Grade 7: Integrated World Studies II: Modern EraExplain how injustices and responses to those injustices have shaped North Carolina and the nation over time.Explain how slavery, segregation, voter suppression, reconcentration, and other discriminatory practices have been used to suppress and exploit certain groups within North Carolina and the nation over time.
Grade 8: NC and American HistoryExplain how recovery, resistance, and resilience have shaped the history of North Carolina and the nation.Explain how recovery, resistance, and resilience to inequities, injustices, discrimination, prejudice and bias have shaped the history of North Carolina and the nation.
High School: American HistoryN/AExplain how systemic racsim [sic], oppression, and discrimination of indigenous peoples, racial minorities, and other marginalized groups have impacted equality and power in America.
High School: American HistoryN/ACompare how some groups in American society have benefited from economic policies while other groups have been systematically denied the same benefits.
High School: American HistoryN/ADistinguish the extent to which American foriegn [sic] policy has advanced the interests of historically privileged groups over the interests of historically marginalized groups.
High School: American HistoryN/ACompare how competing historical narratives of various turning points portray individuals and groups including marginalized people.
High School: Founding Principles of the United States of America and North CarolinaN/AExplain how individual values and societal norms contribute to institutional discrimination and the marginalization of minority groups living under the American system of government.
High School: Founding Principles of the United States of America and North CarolinaN/AExemplify ways individuals have demonstrated resistance and resilience to inequities, injustice, and systemic discrimination within the American system of government over time.

The standards focus disproportionately on the oppression of those groups through political, economic, and social structures.

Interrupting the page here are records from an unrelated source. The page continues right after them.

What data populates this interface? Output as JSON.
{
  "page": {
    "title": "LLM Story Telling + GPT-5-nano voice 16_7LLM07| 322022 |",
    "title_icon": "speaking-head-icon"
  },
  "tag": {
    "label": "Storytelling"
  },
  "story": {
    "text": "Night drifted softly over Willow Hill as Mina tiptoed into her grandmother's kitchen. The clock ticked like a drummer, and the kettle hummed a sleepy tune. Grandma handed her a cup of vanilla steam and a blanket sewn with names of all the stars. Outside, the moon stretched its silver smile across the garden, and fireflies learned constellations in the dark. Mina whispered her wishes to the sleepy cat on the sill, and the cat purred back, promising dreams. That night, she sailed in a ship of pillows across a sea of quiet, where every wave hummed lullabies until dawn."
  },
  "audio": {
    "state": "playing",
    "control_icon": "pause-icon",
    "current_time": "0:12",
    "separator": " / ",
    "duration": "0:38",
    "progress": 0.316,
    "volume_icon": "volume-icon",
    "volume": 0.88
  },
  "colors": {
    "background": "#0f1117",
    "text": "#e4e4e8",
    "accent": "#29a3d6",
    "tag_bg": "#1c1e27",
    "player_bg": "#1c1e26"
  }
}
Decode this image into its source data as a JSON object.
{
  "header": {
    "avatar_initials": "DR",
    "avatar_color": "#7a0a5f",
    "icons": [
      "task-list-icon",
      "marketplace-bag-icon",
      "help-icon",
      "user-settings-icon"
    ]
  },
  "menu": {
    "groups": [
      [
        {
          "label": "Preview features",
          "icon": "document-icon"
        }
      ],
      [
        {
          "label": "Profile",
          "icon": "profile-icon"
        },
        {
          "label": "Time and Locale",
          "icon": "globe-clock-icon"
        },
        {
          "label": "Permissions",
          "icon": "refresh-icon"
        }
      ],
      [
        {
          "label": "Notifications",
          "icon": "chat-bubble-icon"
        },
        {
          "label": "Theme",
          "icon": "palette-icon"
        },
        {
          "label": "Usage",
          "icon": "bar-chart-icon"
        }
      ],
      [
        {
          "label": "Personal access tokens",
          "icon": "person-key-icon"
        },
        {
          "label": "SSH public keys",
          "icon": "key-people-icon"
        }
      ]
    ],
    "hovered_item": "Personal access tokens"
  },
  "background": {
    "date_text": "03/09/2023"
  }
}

New standards ask seventh-grade social studies teachers to “Explain how slavery, xenophobia, disenfranchisement, ethnocentrism, and intolerance have affected individuals and groups in modern world history.” High school social studies teachers would need to focus on systematic racism, oppression, discrimination, marginalization, inequities, injustice, and systematic discrimination. Rather than explaining how economic policies have broadened opportunities for all, teachers would need to discuss how certain groups “have been systematically denied the same benefits.” Foreign policy discussions would be reduced to a confrontation between the interests of “historically privileged groups” and the interests of “historically marginalized people.”

Of course, these revisions can only be understood in the context of the mystery note included in the eighth-grade standards document. We may agree that highlighting the rich and diverse history of marginalized groups is a laudable goal, but we will never agree that white teachers are predisposed to ignore their history just because they’re white.